Believe it or not, that’s all there is to it, at least, according to the recipe. I’m up to the “let sit at room temperature for 24 hours” point, so I don’t know how well it works, at this point. Of course, if it doesn’t work, it could be because I didn’t measure exactly….

{ 4 comments… read them below or add one }

Brandi March 5, 2010 at 9:55 am

I am on my 3rd year of making black raspberry jam and I thought to give you my info on it. The seeds of the black raspberry are extremely high in pectin, so this jam actually needs NO pectin added. You mash the berries, mix in the sugar, bring to a boil for 3 minutes, remove from heat and whisk for 6 minutes and pour into jars and cool. I have done no other jams, so if one likes extra pectin, then I guess this way would be fine. However, it seems that it’s just an extra step and extra ingredients that aren’t needed. My jam sets up beautifully. If you wanted seedless jam, then the pectin is a must.

Reply

AppleRecipes March 5, 2010 at 9:56 am

That’s very interesting–the black raspberry jam we made turned out pretty well, although some liquid pools in the crevices as it sits in the fridge mid-consumption. I wonder how these berries, at this point of ripeness, would have done without pectin? Next year, we may give it a try (our black raspberries are done for this year). The idea of being able to totally eliminate the articifical stuff is very appealing. We liked this stuff, but it’s VERY sweet, with this recipe. We tried some red raspberry freezer jam with the low-sugar-recipe pectin, and it turned out to be a great balance of sweet and tart, besides being much firmer.
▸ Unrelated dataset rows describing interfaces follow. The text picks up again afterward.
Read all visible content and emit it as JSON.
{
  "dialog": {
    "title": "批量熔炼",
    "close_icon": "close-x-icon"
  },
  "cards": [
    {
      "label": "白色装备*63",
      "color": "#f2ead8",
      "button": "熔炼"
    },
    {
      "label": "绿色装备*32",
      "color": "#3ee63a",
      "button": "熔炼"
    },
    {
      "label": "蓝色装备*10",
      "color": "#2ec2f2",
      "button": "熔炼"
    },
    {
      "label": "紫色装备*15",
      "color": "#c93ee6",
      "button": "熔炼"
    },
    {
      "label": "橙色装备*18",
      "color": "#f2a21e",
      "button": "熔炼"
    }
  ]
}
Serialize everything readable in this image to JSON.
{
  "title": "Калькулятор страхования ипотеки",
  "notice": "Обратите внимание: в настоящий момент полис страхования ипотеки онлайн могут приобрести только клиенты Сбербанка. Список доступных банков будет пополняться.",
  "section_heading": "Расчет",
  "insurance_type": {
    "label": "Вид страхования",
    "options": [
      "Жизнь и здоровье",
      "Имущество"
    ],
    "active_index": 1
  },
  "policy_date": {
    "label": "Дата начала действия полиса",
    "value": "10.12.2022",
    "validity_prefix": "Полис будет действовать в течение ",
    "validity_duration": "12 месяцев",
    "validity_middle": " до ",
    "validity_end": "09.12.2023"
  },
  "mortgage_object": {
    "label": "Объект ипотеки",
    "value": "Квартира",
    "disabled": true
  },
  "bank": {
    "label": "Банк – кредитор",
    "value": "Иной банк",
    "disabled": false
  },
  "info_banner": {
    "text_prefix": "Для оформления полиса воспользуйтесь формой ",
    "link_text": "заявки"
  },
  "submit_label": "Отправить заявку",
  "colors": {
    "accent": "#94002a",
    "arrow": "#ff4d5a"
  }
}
Seems as though there are a whole lot of factors involved in how jam turns out!

Thanks for the tip, Brandi–I’ve made a note for next year. So many possibilities….

Reply

Brandi July 2, 2010 at 3:22 pm

Hi there! Just wondering if you tried it pectin-free this year. I forgot to mention that I use 3 cups each of both raspberries and sugar. Using more would be a bit sweet.

Reply

Chris July 3, 2011 at 8:08 am

I make raspberry jelly pectin free as well, although I do not use the seeds. The key is to boil the berrys longer before putting them in Jelly bag (about an hour) and then I use the same as above, 3 cups juice to 3 cups sugar and some lemon juice. Have to boil this to about 223 degrees to get it to set, it is time consuming and you need a jelly or candy thermometer to get it right.

Reply

Leave a Comment

Previous post:

Next post: